Is This Proof...

that the subsidization of roads to sprawl are costing us a lot of money?
The Federal Highway Administration reported that motorists drove 108 billion fewer miles last year, a 3.6 percent drop from 2007 levels. While significant, this reduction — which has an impact on gasoline tax revenues — is far less severe than the reduction in travel experienced by toll roads across the country. The continued drop in toll road use on well regarded facilities like Orange County, California’s 91 Express Lanes brings into question the long-term sustainability of tolling as a form of revenue collection compared to the more modern gasoline excise tax.

3 comments:

arcady said...

Of course toll revenue on the 91 express lanes is dropping: there's a free alternative right next to them, and as people are driving less, the free lanes are less congested, so there's less benefit from paying the toll. Which is why when you toll, you need to toll a bottleneck where there is no easy alternative.
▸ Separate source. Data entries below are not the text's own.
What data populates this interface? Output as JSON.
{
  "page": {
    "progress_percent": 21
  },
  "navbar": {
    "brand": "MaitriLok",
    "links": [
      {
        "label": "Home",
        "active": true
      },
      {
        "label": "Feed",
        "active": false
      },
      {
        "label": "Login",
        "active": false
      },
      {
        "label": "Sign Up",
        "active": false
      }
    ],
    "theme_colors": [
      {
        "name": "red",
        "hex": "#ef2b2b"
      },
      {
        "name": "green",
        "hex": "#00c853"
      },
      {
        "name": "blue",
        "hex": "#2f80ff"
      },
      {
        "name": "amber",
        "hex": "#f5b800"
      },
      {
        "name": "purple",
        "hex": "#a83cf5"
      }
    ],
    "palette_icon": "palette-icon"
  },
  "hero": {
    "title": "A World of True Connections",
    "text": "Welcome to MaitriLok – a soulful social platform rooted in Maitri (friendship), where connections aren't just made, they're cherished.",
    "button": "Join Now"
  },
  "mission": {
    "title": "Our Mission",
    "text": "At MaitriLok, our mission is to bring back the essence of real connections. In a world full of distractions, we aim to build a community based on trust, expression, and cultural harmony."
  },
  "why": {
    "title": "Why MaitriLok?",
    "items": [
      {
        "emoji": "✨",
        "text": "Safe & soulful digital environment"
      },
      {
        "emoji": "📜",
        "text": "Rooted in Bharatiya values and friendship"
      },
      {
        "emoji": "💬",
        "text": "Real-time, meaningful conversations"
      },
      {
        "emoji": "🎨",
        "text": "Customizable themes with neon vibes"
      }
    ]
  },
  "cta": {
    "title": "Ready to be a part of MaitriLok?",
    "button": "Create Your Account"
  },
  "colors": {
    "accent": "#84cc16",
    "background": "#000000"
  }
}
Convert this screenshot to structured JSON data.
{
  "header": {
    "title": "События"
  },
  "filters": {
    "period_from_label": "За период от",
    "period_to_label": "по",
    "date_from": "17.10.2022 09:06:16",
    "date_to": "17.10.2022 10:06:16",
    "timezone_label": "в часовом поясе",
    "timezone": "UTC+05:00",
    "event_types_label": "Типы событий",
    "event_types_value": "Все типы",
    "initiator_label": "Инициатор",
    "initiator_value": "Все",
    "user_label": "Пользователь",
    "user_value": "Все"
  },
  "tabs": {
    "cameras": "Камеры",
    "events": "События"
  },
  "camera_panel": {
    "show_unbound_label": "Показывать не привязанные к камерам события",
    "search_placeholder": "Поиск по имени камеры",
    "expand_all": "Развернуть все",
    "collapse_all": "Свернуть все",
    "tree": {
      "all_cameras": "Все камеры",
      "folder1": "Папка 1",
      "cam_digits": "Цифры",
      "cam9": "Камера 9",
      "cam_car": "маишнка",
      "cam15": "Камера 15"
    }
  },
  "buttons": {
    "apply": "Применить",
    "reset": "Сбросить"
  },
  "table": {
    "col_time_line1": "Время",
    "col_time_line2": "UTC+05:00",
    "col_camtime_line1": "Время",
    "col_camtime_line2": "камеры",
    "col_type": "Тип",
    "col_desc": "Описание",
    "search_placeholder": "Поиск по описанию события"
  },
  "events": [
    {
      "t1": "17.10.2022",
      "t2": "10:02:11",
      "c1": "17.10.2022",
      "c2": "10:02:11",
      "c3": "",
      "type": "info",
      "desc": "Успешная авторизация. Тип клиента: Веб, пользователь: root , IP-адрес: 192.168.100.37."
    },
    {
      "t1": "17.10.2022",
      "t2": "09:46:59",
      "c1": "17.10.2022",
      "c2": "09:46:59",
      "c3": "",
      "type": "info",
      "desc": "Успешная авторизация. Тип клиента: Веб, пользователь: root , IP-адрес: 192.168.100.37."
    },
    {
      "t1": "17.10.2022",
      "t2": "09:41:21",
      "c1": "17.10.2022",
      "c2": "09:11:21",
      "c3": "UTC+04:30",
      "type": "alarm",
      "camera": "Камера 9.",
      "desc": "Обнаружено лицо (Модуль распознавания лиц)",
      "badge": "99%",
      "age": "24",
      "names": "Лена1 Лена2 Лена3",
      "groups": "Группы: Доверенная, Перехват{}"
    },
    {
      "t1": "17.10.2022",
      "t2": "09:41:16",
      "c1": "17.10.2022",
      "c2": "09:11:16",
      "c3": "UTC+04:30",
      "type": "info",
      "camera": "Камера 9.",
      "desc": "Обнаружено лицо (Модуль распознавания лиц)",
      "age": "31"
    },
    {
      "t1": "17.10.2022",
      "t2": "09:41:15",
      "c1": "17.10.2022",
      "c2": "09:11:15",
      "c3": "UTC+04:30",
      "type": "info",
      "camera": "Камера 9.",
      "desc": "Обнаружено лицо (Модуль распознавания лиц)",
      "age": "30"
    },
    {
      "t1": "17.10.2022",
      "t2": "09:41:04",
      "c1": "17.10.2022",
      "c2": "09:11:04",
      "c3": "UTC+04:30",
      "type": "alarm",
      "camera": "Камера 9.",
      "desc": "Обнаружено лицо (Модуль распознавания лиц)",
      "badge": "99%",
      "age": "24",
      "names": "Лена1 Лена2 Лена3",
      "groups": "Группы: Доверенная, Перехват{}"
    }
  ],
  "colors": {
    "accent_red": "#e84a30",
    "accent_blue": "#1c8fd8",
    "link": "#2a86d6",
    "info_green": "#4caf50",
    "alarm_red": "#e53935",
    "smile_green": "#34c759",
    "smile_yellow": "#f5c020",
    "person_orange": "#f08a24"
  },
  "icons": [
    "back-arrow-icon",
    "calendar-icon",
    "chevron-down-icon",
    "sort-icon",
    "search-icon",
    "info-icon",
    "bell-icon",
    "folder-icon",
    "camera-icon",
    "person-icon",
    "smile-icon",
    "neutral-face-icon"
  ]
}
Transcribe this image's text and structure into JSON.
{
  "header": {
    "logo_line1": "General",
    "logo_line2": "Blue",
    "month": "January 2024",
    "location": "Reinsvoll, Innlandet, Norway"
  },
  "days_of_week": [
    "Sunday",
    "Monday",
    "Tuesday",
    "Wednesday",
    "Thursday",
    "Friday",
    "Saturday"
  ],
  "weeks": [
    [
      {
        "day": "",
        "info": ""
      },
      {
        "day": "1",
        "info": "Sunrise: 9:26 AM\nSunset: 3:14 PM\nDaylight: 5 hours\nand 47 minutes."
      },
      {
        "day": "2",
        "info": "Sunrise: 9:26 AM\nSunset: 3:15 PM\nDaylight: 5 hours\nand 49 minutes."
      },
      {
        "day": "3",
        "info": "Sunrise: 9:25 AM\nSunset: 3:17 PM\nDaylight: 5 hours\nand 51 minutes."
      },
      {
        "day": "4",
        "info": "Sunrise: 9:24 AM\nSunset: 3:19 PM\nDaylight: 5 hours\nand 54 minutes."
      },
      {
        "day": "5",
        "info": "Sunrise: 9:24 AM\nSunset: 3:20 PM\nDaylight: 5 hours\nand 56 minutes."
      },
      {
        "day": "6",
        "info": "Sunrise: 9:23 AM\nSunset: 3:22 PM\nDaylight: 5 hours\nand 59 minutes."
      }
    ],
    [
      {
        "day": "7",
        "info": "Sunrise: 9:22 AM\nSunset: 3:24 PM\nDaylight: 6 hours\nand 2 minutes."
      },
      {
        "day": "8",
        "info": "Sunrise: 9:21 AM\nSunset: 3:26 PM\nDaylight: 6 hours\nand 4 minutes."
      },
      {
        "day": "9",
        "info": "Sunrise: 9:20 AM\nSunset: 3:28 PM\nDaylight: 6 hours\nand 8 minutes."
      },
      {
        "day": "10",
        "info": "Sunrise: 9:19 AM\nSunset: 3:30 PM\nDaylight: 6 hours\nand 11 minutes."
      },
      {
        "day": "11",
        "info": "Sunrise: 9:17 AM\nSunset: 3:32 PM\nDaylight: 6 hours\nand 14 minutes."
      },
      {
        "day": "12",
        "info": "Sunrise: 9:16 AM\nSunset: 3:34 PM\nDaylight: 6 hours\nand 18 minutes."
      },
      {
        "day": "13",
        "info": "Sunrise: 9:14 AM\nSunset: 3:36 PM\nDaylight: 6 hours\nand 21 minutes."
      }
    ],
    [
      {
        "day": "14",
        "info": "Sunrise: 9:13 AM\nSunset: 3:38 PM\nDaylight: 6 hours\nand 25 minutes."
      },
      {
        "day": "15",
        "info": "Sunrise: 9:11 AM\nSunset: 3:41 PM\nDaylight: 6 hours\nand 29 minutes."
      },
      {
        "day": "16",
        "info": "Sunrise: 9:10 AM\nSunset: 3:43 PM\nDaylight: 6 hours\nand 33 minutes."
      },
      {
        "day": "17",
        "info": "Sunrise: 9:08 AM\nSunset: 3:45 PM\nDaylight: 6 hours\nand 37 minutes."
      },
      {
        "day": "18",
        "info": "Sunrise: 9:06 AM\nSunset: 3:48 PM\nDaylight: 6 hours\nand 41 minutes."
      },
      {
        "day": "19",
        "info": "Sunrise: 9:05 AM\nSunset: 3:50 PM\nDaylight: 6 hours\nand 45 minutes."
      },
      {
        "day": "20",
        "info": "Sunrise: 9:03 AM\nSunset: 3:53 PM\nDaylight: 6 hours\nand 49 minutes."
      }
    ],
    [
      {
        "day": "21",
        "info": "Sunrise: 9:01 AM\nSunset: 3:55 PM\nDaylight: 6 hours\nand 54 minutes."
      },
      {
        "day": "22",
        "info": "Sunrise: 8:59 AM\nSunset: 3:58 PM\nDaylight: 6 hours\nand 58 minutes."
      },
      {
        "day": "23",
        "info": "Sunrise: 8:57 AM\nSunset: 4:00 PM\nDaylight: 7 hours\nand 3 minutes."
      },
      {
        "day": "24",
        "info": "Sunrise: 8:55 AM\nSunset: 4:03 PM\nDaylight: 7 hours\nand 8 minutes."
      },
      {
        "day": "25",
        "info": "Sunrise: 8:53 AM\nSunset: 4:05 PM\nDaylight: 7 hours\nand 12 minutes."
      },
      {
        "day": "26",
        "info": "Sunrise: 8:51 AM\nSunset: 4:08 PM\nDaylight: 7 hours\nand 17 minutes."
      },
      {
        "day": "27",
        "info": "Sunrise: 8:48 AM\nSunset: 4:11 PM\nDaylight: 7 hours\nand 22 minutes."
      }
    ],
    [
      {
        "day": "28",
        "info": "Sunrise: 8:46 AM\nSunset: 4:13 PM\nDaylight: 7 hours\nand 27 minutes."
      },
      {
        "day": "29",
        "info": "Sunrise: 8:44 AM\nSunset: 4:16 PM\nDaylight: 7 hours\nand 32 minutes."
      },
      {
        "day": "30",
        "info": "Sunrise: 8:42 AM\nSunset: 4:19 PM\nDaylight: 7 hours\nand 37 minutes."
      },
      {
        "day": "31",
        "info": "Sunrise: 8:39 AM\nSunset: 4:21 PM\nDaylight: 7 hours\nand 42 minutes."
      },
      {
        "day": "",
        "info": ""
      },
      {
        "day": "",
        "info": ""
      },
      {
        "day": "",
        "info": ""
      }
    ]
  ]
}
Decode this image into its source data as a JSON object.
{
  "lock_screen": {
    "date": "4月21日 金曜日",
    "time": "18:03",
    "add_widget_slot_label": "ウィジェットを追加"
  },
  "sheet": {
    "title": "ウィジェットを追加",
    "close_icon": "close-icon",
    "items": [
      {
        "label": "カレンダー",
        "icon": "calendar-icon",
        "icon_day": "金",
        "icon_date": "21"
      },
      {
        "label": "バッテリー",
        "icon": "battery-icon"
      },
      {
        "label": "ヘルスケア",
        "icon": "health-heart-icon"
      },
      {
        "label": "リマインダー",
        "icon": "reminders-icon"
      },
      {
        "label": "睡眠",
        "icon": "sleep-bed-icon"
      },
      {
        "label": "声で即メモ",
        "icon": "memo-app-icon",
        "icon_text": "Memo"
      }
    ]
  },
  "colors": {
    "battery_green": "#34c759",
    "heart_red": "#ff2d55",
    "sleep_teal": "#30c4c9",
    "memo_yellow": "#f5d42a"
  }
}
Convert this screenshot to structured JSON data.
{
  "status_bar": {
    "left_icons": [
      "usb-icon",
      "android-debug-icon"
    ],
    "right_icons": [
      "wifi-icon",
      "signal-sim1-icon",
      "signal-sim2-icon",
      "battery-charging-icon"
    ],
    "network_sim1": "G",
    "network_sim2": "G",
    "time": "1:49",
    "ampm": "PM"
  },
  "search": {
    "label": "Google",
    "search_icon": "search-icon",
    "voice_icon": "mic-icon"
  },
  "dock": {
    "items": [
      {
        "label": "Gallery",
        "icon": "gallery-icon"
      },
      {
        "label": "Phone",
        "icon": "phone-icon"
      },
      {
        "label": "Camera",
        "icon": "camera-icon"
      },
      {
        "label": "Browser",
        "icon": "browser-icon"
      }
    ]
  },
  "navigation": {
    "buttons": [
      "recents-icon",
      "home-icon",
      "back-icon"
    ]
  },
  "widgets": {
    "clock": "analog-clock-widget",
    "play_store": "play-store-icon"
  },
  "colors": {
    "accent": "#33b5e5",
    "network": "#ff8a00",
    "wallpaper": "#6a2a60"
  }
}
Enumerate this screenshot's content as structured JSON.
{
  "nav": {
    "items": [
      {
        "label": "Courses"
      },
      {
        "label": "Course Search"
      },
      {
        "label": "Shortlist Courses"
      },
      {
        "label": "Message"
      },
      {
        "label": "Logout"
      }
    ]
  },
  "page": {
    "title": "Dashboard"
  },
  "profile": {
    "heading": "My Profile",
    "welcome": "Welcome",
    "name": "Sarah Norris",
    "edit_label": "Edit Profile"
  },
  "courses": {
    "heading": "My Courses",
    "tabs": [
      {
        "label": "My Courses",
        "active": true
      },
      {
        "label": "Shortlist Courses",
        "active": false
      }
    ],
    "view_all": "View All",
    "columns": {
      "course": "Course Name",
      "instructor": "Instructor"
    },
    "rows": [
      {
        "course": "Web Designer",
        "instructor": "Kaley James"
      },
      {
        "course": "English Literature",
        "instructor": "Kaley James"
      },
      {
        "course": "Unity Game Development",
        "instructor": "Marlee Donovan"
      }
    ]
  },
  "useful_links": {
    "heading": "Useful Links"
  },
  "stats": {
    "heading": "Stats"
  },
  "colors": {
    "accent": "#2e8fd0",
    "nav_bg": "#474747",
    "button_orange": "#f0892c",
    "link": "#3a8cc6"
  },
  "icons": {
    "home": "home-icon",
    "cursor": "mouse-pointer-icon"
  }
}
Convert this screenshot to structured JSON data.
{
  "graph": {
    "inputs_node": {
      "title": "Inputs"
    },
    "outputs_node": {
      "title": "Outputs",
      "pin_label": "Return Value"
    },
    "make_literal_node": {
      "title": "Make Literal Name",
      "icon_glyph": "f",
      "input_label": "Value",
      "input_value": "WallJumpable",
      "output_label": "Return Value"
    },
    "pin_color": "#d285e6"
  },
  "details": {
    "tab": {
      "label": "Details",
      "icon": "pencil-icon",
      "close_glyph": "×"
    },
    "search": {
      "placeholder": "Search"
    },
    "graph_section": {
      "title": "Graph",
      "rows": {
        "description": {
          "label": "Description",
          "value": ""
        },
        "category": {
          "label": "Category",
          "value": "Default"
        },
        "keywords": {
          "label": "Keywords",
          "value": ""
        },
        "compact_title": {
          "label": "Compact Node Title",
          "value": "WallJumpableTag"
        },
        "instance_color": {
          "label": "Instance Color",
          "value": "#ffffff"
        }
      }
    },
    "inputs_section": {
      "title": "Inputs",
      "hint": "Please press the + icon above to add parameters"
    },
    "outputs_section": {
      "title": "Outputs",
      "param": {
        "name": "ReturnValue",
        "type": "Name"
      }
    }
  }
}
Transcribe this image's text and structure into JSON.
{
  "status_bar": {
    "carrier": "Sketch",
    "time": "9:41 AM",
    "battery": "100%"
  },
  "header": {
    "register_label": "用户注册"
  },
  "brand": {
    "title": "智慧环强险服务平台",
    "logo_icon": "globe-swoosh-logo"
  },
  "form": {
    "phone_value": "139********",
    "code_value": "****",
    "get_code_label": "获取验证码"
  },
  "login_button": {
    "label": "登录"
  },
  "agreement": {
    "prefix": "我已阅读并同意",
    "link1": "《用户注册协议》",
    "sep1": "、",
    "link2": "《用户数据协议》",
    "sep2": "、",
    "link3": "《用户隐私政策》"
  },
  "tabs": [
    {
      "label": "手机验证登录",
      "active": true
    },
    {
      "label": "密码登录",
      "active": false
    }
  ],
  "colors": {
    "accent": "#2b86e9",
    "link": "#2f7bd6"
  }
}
Anonymous said...

A freeways biggest problem is that it is free.

Anonymous said...

"The Federal Highway Administration reported that motorists drove 108 billion fewer miles last year"

If we had to put a price on this driving, then US taxpayers saved $108 billion last year.